Four Oscar nominations and one win, two Golden Globe and two BAFTA nominations, five Critics Choice Award nomination and two wins, two SAG Awards nomination (and I’m not even done, but the list is way too long) for Jordan Peele’s first experiment behind the camera: this is what they call “a flying start,” indeed. The American comedian, actor, screenwriter, producer – known for starring in films and TV shows such as “Little Fockers,” “Wanderlust,” “The Mindy Project,” “Fargo” – directs this magical blend of horror and political satire, revolving around the misadventures of a mixed-race couple. Chris (Daniel Kaluuya), an Afro-American, and Rose (Allison Williams), a Caucasian, leave their peaceful bubble to go meet Rose’s parents, despite Chris’s hesitations about a possible discriminative reception of the color of his skin.
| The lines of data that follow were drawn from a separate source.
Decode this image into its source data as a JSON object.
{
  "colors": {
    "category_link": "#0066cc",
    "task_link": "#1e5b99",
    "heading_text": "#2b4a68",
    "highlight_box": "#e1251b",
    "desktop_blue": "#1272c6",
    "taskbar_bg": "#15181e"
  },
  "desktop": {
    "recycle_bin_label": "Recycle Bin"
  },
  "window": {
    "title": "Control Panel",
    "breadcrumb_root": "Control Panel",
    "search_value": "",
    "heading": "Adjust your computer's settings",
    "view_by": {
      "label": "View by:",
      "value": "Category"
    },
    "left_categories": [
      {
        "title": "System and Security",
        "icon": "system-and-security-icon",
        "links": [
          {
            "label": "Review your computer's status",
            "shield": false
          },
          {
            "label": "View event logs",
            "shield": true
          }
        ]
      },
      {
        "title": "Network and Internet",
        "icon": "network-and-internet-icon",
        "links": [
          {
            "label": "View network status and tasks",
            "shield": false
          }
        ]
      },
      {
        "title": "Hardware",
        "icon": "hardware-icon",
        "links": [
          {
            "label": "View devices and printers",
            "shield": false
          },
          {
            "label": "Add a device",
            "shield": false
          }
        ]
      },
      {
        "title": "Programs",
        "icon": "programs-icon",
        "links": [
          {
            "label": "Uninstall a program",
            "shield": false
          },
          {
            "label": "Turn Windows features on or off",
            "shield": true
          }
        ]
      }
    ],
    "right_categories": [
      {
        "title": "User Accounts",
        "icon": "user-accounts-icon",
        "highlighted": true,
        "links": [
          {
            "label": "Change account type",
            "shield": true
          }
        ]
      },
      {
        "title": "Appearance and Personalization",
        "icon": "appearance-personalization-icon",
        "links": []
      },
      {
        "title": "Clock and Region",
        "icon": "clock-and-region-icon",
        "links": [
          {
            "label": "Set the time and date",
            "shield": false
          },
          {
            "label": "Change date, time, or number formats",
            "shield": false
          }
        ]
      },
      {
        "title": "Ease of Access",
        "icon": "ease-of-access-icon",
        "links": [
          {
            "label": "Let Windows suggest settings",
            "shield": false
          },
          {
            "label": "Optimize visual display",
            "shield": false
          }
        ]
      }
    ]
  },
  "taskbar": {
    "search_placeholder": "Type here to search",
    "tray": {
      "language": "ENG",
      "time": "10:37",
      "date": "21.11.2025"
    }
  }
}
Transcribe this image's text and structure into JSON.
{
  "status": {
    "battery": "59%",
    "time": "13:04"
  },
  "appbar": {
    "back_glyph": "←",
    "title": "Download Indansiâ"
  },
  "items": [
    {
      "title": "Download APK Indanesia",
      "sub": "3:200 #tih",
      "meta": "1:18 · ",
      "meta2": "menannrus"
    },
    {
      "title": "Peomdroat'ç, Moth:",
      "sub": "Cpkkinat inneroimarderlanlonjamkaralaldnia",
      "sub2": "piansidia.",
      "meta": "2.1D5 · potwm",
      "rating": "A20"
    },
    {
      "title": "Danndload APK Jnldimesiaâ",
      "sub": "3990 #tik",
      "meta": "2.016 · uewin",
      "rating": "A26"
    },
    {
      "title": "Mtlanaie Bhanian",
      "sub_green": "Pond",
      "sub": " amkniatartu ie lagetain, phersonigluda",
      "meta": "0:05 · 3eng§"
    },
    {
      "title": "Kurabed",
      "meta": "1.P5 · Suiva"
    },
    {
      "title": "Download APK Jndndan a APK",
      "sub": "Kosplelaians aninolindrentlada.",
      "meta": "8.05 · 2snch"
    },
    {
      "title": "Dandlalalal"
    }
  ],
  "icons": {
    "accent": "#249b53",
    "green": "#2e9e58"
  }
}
Beneath the appearance of a perfectly open-minded and hospitable house of white people, the young black man uncovers a couple of disturbing secrets.
“Eighth Grade” (2018)
By Bo Burnham
You might have heard lots of people around the world making a big fuss about Mr. Burnham in very recent times, all praising his latest stand-alone television show “Bo Burnham: Inside,” entirely recorded in his house during the Covid-19 pandemic. The YouTuber, musician, and actor (he starred in the Oscar-winning film “Promising Young Woman,” to name one) made his directorial debut with universally acclaimed “Eighth Grade,” a coming-of-age comedy-drama inspired by his own experience of anxiety and panic attacks. The movie stars Elsie Fisher in the role of Kayla, a middle school teenager struggling with social anxiety, but striving to be accepted by her peers by any means, even the unsuccessful video blogs she publishes online every day, over the final days of eighth grade.
By Shannon Murphy
Australian director Shannon Murphy’s directorial debut premiered at the 76th Venice Film Festival, where it received very positive reviews, with actor Toby Wallace winning the Marcello Mastroianni Award. The comedy-drama film is what they call a “young adult sick lit,” which is a story about a young love, where one of the lovers is terminally ill. It’s the way Murphy displays and structures every single feeling and nuance of the character’s life events that makes her debut a very pleasant surprise. The story focuses on Milla (Eliza Scanlen), a 15-year-old girl who falls in love with 20-year-old Moses (Toby Wallace), a drug addict homeless boy, disowned by his mother because of his dysfunctional nature. Milla’s struggle with cancer will put to test whatever relationship she was trying to build in her young life.
“The Predators” (2020)
By Pietro Castellitto
Written, directed, and performed by the son of artist Pietro Castellitto (his parents are Italian actor/director Sergio Castellitto and Italian novelist Margaret Mazzantini), this off-world comedy has been often qualified as the best Italian directorial debut of 2020. Before experimenting behind the camera, Castellitto had already given proof of his acting talent in a few Italian movies like “La profezia dell’Armadillo,” and in the successful Netflix miniseries about Francesco Totti “Speravo de morì prima.” His “The Predators” is the shakeup and awakening of the Italian comedy panorama: the story revolves around two families, one intellectual and wealthy, the other one fascist and criminal, eventually crossing paths between accidents, plotted assassination attempts, and the more ordinary misunderstanding involved in all family dynamics. The humor is bold and mordant, in a clever, cutting-edge comedy: a very promising directorial start, indeed.